Judgement delayed in BBC ‘race’ case

It will be several weeks before a tribunal panel decides whether BBC Radio Wales dropped an English presenter because of racial discrimination.

Judgement was reserved on Wednesday in the case of award-winning natural history broadcaster Lionel Kellaway, who claims his contract was not renewed by the station in 1999 after 15 years because he was English.

Mr Kellaway, 60, of Whitemill, Carmarthenshire, said a brief calling for a “strong Welsh voice” in environmental programmes meant someone who sounded Welsh, and he is claiming unfair dismissal.

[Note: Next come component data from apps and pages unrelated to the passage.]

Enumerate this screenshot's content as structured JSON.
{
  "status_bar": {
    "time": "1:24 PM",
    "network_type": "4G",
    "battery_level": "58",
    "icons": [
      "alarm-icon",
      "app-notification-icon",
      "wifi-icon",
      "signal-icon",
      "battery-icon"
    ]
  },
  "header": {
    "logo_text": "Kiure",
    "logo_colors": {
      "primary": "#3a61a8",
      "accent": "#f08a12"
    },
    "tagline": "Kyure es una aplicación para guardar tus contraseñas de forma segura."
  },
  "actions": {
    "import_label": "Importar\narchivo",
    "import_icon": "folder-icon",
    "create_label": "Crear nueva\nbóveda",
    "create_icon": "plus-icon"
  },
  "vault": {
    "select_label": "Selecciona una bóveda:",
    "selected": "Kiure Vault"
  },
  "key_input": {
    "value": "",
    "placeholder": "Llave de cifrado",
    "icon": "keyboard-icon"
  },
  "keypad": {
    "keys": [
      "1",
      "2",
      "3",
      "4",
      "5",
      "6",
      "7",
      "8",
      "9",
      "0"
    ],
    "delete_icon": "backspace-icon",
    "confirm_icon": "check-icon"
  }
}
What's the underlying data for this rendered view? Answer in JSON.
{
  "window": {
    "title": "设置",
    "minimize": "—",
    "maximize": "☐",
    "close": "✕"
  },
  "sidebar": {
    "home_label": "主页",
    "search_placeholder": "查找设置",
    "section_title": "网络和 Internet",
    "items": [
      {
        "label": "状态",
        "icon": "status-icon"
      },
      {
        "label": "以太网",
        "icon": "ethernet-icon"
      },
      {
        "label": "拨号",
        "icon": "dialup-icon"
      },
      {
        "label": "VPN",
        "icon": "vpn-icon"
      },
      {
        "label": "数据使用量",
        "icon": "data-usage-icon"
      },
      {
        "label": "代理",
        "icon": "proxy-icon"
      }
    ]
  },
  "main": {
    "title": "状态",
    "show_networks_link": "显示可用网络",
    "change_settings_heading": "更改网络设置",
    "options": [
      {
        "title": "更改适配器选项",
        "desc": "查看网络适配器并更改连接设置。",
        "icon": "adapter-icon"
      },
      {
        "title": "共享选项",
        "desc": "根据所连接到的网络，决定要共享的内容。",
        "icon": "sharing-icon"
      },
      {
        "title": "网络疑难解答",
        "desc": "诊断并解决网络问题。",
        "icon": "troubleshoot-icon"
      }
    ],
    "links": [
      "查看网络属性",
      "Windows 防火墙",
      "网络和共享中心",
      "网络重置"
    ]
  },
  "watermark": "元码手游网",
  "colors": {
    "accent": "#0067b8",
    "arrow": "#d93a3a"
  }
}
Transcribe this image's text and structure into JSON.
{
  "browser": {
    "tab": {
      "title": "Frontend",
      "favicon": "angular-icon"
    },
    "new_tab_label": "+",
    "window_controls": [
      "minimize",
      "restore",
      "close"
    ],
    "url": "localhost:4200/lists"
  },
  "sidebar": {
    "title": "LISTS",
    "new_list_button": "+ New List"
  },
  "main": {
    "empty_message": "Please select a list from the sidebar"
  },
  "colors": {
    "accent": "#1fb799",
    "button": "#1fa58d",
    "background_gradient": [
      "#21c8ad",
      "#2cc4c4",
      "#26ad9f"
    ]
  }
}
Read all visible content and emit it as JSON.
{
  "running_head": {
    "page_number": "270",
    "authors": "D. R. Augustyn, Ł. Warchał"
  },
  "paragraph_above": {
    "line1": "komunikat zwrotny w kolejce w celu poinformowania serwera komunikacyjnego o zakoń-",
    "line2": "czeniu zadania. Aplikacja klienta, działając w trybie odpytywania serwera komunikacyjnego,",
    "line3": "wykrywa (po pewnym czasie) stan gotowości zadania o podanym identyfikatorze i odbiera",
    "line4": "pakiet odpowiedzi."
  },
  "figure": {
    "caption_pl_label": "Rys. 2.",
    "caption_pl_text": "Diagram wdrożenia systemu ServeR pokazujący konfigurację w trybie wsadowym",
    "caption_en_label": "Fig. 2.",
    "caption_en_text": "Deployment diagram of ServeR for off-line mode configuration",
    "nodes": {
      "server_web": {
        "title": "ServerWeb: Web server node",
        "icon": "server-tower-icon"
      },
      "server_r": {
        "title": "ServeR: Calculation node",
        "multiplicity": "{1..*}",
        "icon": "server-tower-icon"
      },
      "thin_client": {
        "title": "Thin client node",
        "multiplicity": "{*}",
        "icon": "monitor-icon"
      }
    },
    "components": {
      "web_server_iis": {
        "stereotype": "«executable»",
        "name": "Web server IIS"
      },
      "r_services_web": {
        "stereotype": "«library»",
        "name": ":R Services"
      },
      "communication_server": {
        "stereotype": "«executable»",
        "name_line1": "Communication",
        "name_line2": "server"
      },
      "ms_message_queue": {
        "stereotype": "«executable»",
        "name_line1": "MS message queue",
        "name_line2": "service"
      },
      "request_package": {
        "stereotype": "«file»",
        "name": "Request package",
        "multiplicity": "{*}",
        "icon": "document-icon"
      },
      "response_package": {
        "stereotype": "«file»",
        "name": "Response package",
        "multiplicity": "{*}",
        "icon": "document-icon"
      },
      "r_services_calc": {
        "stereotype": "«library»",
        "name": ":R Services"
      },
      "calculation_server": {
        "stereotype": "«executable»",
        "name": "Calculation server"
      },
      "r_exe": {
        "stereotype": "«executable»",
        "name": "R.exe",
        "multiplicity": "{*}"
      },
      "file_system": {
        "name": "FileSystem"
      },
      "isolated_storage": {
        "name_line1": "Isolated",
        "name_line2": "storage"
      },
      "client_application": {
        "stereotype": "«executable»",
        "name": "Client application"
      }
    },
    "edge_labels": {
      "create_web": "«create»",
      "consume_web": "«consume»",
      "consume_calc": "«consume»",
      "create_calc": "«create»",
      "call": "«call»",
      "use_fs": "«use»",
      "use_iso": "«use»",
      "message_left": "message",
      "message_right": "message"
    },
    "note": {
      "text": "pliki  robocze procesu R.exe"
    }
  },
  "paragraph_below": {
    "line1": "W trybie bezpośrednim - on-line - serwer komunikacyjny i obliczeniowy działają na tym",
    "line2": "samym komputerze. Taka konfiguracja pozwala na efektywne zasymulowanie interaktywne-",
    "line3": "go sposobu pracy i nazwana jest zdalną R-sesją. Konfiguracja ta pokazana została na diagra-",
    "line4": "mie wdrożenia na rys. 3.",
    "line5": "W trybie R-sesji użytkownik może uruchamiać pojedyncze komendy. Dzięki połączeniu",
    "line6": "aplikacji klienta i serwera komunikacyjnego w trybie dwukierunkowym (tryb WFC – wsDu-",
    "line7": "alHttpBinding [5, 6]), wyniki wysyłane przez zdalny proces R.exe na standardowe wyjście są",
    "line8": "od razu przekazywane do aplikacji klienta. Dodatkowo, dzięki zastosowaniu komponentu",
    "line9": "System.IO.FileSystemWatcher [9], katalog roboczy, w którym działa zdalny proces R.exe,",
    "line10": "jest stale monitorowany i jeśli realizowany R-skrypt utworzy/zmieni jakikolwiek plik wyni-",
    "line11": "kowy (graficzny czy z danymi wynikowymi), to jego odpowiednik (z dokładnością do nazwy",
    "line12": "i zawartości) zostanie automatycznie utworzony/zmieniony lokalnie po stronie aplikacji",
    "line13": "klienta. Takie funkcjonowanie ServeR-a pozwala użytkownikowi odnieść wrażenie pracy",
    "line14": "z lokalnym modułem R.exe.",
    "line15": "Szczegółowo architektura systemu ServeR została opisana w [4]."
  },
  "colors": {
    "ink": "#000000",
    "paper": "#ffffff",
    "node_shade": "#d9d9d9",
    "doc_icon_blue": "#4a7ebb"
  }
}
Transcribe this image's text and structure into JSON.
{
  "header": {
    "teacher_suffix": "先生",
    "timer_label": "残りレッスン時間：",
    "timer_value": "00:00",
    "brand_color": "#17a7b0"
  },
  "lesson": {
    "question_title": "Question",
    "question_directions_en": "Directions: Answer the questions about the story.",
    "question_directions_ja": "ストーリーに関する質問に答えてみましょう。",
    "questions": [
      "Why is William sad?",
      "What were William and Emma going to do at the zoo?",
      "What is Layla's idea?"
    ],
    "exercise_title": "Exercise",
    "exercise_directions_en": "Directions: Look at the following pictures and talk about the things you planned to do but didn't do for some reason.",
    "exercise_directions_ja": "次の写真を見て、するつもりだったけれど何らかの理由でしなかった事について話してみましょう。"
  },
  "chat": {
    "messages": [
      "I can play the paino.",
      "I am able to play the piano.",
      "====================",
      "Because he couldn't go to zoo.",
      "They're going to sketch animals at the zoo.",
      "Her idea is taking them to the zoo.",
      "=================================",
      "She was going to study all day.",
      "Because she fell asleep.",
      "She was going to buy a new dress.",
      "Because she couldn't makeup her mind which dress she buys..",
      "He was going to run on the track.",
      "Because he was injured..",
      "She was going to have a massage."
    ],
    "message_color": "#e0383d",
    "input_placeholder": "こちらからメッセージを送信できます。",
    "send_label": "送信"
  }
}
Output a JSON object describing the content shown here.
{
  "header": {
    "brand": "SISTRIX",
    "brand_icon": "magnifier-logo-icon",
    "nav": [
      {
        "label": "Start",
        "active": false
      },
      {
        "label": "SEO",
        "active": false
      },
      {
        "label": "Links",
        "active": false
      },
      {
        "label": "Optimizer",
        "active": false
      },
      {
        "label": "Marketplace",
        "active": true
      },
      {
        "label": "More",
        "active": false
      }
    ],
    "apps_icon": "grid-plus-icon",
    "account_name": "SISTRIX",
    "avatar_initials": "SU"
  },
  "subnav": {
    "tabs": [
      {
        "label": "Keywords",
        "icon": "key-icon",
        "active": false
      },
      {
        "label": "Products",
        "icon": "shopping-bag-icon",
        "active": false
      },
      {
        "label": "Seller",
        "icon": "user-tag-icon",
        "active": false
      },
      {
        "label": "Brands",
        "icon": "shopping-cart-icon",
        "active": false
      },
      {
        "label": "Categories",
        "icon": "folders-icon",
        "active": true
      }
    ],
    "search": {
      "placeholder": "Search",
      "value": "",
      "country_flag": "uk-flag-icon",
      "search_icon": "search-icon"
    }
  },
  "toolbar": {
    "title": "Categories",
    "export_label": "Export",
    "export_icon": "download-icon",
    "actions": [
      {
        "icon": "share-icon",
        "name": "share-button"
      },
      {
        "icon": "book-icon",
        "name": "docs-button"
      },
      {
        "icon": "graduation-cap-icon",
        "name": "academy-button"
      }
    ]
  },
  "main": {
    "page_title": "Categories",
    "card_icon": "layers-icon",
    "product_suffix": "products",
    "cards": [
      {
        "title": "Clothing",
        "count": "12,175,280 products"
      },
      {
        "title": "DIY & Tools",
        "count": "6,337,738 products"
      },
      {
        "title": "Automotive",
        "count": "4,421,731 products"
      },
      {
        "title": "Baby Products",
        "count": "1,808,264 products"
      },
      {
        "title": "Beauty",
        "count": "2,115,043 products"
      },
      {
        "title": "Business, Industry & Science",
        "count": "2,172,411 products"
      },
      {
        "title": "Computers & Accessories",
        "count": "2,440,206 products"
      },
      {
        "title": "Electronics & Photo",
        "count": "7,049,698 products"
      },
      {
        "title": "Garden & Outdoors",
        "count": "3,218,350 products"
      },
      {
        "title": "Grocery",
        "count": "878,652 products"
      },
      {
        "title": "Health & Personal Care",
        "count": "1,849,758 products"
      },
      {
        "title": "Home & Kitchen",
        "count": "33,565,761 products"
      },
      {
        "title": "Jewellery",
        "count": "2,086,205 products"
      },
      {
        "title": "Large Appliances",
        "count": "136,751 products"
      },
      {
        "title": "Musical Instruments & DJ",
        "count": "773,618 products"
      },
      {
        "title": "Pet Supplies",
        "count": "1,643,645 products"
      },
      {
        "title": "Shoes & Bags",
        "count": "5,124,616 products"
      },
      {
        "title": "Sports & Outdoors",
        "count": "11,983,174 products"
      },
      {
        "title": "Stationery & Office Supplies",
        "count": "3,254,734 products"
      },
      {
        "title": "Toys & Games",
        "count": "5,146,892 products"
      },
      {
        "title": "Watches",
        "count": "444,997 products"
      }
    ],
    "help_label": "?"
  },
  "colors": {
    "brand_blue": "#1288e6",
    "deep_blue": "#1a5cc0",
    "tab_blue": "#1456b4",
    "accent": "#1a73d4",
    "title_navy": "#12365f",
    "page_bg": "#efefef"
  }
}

Former station commissioning editor Daniel Jones, 43, denied the allegation and told the industrial tribunal at Shrewsbury he ended Mr Kellaway’s long-running ‘Landmark’ programme last year because it had become “tired and out of touch” with the target audience and had no new ideas.

He said he was looking to boost the number of listeners and reflect the changing attitudes and concerns of people in Wales after devolution.

He had “no problem” with the quality of work produced by Mr Kellaway who now works for Radio 4.

‘Accent on agenda’

Jason Galbraith-Marten, for Mr Kellaway, said in his closing speech his client was a “world authority” on natural history in Wales and was adaptable and flexible.

He said: “Mr Kellaway was not recommissioned for 2000/2001 not solely, but effectively because of his English national origin. He was perceived as being English.

“There was certainly a feeling at that time that Mr Joneswanted to get rid of easily identifiable English speakers. There was a feeling that accent at the station was on the agenda.”

Mr Kellaway’s case has been backed by the Commission for Racial Equality.

Gillian Keane, for the BBC, told the panel there was no evidence of racial discrimination and the organisation had a “very open mind” about race and employed non-Welsh people and those without Welsh accents.

“There was no discrimination on the grounds of national origin. There is some evidence that some people at the BBC felt that a Welsh accent was a goodthing,” she said.

“In the context of broadcasting, an interest in the Welsh accent does not have the same implications it might carry elsewhere.

“There is a large number of presenters who have English accents and some of them were brought in specifically by Mr Jones.”

On Tuesday, Daniel Jones told the tribunal that, at a time of major upheaval in Wales, a programme featuring greater crested newts in a Carmarthenshire river was not what people on the streets were talking about.

‘Declining audience’

He said that when he took up his job in 1998, he felt Radio Wales was an “old people’s station” and the decline in audience figures had been persistent and deep-rooted.

His strategy had been to change the focus and get the station in touch with the communities it served.

Mr Jones – who left the BBC earlier this year – stressed that his reference to a “strong Welsh voice” was used in a metaphorical sense and did not mean a presenter had to have a Welsh accent.

He rejected a claim, made earlier by a freelance broadcaster Phil Rickman, that a producer had been told to drop an interviewee because the person was “too English” and to talk instead to someone with a Scottish accent because at least he was a celt.

Stuart Williams, chairman of the tribunal, said the decision would be reached in several weeks.